PROVIDED MATERIAL below:

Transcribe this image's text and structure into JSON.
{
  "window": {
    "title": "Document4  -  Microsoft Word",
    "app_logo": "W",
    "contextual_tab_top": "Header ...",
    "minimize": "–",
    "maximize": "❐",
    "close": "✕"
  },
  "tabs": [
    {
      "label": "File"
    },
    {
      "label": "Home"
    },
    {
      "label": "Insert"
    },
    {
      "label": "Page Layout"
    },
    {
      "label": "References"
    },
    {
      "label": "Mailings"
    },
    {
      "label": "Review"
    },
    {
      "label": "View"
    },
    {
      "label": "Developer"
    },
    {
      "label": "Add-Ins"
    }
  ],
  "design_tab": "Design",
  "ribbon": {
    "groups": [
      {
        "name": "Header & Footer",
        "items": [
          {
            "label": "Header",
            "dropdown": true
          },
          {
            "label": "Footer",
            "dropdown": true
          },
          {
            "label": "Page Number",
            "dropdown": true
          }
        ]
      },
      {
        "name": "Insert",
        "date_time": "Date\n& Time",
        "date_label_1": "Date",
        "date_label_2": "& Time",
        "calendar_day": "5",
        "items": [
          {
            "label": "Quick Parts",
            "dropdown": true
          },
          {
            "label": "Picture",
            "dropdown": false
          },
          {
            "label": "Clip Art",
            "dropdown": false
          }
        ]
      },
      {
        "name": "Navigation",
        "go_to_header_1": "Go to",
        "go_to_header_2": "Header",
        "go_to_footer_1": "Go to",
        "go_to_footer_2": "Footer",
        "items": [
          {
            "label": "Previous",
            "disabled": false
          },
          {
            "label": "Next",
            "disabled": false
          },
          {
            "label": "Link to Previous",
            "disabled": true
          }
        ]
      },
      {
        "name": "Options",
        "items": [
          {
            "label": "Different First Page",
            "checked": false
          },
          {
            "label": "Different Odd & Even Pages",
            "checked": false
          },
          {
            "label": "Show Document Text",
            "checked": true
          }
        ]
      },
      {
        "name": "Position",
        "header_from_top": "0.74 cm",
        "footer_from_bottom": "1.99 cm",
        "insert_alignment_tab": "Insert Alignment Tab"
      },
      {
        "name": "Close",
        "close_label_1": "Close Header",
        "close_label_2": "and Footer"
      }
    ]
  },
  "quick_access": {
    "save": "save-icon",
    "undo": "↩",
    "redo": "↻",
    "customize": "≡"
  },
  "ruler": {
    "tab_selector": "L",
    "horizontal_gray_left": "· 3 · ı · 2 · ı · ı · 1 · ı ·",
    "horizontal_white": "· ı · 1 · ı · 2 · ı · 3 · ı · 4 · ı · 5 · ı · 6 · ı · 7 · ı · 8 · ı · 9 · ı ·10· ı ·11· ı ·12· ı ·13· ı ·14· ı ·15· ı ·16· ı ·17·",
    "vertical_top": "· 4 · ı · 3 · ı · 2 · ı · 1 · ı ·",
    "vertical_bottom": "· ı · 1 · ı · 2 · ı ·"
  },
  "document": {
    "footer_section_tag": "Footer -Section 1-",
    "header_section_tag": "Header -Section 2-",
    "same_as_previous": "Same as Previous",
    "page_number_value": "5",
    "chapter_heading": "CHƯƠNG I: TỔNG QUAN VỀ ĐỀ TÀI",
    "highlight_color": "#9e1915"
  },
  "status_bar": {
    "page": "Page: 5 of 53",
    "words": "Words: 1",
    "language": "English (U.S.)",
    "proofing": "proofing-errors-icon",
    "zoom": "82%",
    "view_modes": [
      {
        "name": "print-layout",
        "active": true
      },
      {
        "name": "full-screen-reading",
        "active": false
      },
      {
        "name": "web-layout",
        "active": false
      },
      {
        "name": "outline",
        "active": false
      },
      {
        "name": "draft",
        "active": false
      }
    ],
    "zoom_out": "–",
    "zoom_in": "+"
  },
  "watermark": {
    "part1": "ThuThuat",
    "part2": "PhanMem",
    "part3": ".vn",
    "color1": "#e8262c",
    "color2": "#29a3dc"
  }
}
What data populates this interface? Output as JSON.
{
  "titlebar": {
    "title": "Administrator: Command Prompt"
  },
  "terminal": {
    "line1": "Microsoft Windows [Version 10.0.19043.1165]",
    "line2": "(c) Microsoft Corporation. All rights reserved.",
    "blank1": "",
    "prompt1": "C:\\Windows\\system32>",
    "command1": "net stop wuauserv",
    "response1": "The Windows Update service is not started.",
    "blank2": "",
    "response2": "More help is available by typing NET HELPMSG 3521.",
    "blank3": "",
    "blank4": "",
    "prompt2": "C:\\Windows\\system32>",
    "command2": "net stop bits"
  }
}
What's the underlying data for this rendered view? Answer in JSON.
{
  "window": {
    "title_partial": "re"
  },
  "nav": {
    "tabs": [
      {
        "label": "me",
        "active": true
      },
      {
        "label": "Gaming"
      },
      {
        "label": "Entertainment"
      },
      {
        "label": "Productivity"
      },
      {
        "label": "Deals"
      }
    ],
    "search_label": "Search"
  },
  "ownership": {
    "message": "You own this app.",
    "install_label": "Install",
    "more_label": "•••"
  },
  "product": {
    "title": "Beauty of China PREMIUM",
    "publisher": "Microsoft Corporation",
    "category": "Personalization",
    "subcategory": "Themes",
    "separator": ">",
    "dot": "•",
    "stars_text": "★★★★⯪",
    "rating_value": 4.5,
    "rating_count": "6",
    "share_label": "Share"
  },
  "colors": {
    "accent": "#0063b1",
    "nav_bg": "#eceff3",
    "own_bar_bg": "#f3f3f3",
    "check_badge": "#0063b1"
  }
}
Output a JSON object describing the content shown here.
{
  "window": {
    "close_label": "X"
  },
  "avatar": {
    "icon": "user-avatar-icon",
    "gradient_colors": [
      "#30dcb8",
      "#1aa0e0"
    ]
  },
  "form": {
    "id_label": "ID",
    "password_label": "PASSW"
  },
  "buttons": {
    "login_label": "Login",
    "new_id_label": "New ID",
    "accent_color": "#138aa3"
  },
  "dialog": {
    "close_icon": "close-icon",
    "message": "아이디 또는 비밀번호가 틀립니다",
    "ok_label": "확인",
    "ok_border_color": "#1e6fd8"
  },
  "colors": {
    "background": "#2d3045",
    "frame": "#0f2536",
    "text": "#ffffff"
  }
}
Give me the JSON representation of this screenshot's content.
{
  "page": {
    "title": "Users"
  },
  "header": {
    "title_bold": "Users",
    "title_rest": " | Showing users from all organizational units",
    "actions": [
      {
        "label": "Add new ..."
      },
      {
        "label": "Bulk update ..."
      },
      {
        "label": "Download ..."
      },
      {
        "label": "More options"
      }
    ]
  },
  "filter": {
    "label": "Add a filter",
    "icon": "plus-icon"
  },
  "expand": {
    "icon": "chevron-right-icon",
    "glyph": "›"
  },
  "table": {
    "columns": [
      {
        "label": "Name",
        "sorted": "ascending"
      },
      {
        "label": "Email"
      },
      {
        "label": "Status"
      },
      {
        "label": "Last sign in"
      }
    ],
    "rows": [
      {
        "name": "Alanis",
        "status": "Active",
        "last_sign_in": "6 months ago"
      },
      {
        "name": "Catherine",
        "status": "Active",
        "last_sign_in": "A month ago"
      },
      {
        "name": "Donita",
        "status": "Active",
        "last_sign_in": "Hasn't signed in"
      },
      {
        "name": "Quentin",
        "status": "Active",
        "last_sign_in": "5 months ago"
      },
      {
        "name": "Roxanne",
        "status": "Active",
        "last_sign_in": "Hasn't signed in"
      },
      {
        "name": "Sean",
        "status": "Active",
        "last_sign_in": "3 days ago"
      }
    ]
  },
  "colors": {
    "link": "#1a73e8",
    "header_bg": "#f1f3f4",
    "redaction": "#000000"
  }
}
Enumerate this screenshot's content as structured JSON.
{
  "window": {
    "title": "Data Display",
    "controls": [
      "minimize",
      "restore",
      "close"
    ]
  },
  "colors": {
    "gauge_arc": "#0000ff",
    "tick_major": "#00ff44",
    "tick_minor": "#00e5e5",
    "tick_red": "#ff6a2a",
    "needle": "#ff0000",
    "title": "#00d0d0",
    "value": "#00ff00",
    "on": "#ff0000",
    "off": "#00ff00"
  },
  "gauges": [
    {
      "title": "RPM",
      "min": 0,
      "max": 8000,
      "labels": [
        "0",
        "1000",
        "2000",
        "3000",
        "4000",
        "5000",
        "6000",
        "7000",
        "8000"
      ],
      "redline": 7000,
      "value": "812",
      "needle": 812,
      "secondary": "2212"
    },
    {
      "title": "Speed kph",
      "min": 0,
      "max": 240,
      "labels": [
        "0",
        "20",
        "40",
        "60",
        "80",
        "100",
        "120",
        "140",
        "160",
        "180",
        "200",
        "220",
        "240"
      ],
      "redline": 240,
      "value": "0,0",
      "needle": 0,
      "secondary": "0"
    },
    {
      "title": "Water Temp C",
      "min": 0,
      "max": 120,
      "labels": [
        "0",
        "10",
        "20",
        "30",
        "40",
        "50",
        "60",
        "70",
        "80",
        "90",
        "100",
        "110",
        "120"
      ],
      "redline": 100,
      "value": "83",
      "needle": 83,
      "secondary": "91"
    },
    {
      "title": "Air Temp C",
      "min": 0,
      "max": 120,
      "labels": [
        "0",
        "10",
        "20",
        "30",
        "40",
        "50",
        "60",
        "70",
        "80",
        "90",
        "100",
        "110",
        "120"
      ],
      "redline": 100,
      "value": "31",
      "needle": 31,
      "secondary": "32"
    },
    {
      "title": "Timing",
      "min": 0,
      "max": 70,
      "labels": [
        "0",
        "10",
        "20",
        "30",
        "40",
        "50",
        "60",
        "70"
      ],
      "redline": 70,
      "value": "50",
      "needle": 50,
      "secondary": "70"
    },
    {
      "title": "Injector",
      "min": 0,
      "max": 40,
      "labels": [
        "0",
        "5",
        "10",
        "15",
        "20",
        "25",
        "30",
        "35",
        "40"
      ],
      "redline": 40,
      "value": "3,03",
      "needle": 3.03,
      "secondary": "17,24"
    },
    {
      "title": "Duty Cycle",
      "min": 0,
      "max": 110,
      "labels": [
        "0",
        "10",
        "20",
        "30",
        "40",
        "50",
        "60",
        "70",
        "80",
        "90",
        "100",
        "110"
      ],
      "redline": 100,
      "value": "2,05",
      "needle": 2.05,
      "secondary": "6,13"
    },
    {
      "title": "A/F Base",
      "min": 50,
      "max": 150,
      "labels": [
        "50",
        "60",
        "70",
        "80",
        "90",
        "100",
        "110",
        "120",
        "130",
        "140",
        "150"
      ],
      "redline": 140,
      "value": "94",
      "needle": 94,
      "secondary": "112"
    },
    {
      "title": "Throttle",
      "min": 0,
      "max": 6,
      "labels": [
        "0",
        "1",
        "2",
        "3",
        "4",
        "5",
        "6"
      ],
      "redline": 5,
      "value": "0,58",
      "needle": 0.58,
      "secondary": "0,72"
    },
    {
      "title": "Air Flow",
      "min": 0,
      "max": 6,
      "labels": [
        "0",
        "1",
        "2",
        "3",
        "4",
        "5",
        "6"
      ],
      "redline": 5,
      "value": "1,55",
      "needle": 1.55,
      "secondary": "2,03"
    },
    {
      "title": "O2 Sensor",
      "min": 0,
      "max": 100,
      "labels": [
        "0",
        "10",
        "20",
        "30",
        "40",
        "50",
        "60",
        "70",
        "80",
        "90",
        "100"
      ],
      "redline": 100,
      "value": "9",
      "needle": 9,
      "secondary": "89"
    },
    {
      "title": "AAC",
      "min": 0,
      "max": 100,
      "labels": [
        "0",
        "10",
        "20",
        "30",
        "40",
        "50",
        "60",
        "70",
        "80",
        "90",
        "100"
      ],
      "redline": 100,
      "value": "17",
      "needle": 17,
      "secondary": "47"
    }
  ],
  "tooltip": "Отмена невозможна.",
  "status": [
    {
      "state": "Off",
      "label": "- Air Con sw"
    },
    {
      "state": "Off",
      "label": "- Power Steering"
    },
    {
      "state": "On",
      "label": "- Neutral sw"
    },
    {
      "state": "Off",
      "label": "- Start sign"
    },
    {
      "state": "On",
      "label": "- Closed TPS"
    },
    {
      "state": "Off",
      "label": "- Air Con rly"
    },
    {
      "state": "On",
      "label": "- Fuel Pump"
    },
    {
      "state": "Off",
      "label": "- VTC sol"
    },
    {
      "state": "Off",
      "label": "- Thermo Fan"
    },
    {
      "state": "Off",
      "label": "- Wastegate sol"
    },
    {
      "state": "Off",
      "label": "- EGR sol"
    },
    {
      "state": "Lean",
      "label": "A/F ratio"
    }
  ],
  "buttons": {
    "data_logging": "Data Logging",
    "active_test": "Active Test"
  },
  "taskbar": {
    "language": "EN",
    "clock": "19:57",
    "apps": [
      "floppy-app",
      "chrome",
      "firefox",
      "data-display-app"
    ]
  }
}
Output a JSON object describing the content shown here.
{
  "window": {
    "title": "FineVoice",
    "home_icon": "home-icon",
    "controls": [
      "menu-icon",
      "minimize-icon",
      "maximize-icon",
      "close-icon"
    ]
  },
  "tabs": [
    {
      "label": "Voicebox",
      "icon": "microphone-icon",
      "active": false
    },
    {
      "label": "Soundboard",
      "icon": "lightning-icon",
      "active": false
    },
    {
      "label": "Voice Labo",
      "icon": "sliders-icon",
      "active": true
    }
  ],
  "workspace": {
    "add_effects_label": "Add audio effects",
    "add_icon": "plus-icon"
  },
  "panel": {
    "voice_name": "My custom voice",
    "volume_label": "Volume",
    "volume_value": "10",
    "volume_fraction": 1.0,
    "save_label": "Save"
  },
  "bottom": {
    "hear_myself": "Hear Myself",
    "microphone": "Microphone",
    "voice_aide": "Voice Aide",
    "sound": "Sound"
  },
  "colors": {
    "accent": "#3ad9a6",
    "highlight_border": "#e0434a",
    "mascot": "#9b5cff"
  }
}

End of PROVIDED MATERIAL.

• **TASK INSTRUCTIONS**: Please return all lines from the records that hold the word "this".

• **EXERCISE RESULT**:
Transcribe this image's text and structure into JSON.
What data populates this interface? Output as JSON.
What's the underlying data for this rendered view? Answer in JSON.
    "message": "You own this app.",
Give me the JSON representation of this screenshot's content.
Enumerate this screenshot's content as structured JSON.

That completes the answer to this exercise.